Fortunately, children are given vaccines for many of these exanthematous viral diseases. Hence, any infections may be easily managed through fever-reducing medications and antivirals such as acyclovir.
Stomach flu or gastroenteritis may be caused by rotavirus, norovirus, or even some strains of adenovirus. Symptoms of infection include stomach cramps, diarrhea, and vomiting. Unsuspecting victims may become infected by touching objects used by a sick person or by consuming contaminated food and water.
Rotavirus vaccination is widespread nowadays, but many people may still contract other gastrointestinal viruses. Although symptoms usually resolve on their own, treatment should still involve replacing lost fluids and electrolytes.
Neurologic viral diseases

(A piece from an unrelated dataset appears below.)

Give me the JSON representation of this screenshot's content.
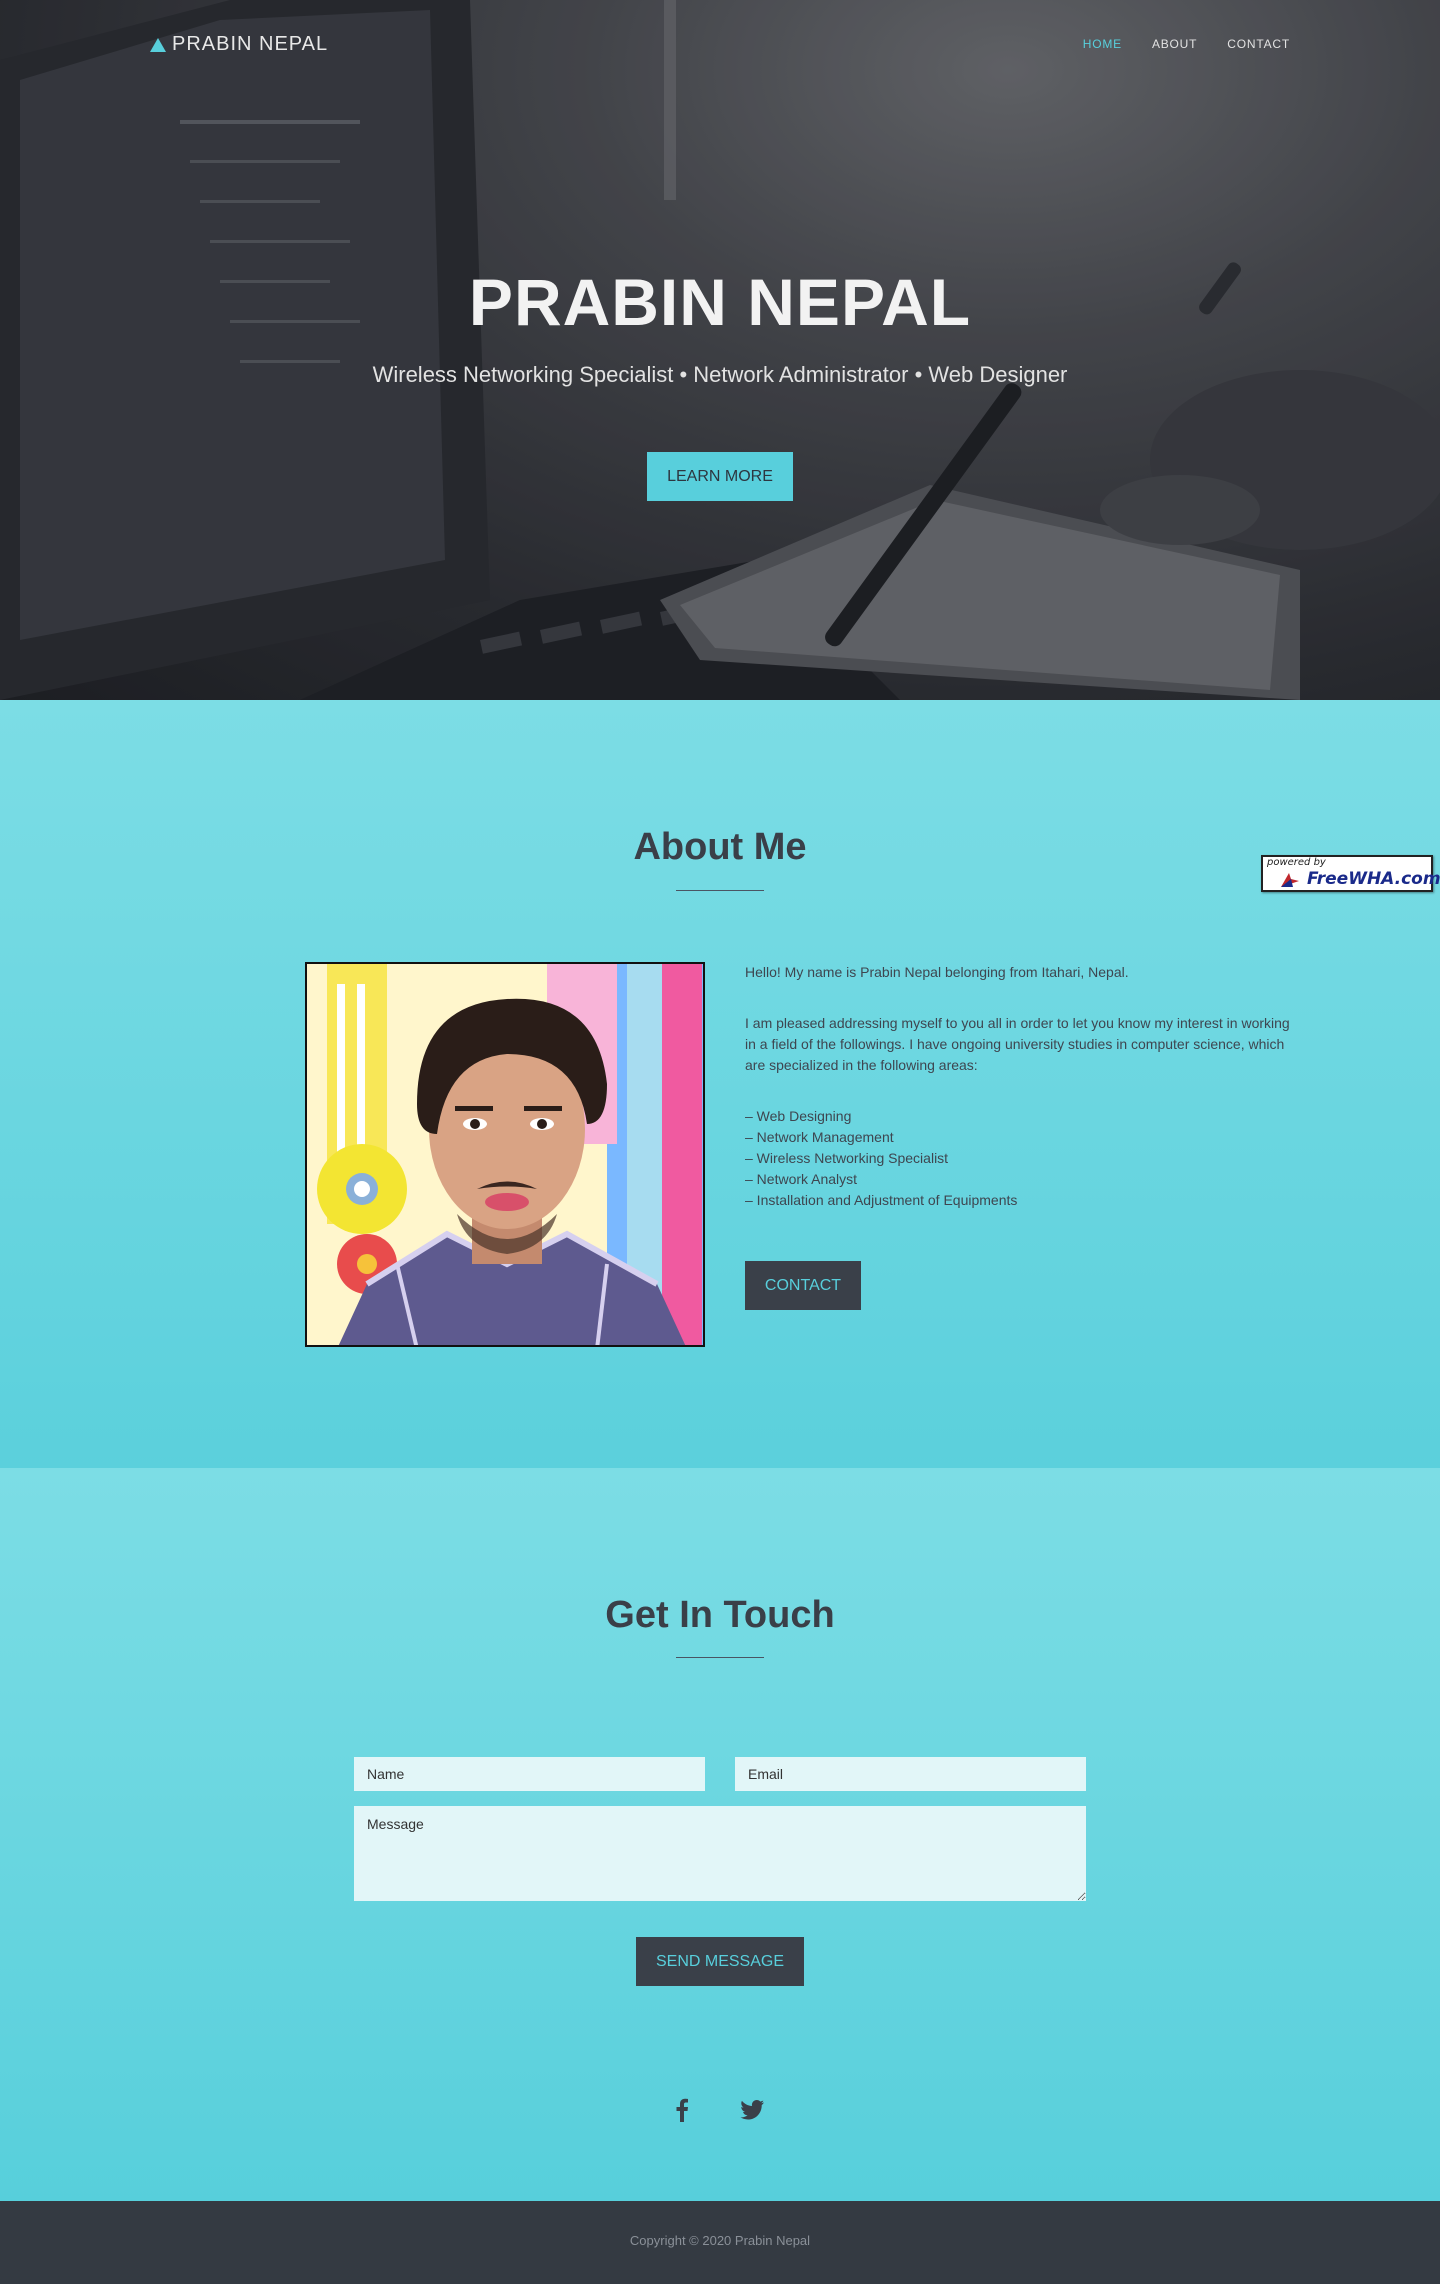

Rabies, poliovirus, and meningitis belong to this category. Though polio has almost been eradicated through vigorous vaccination programs, there are still a few cases that pop up around the world.
Rabies virus is spread through animal bites and is devastatingly fatal once left untreated. A rabies vaccine should be given to individuals who work or live with furry animals. If a person is bitten, post-exposure prophylaxis medications should be administered immediately. Treatment consists of human rabies immune globulin (HRIG) and rabies vaccine injected on the day of exposure and periodically over two weeks.
The human immunodeficiency virus (HIV) is a retrovirus. It uses RNA in place of DNA to store its genetic information in host cells. HIV attacks the body’s immune system and may lead to AIDS (acquired immunodeficiency syndrome) if left untreated.
Some antivirals are used to delay the progression or spread of disease, but in the case of HIV viral infection, antiretroviral therapy is given to prevent the virus from making copies of itself. This significantly lowers the viral infection load in the infected person’s body, which minimizes their chances of passing the virus onto another person.
Viruses are intriguing germs that can evolve more swiftly and capably than present-day humans can. Still, through the diligent observation of viruses and virulence, scientists will hopefully be able to adapt and struggle against the adversities that nature presents.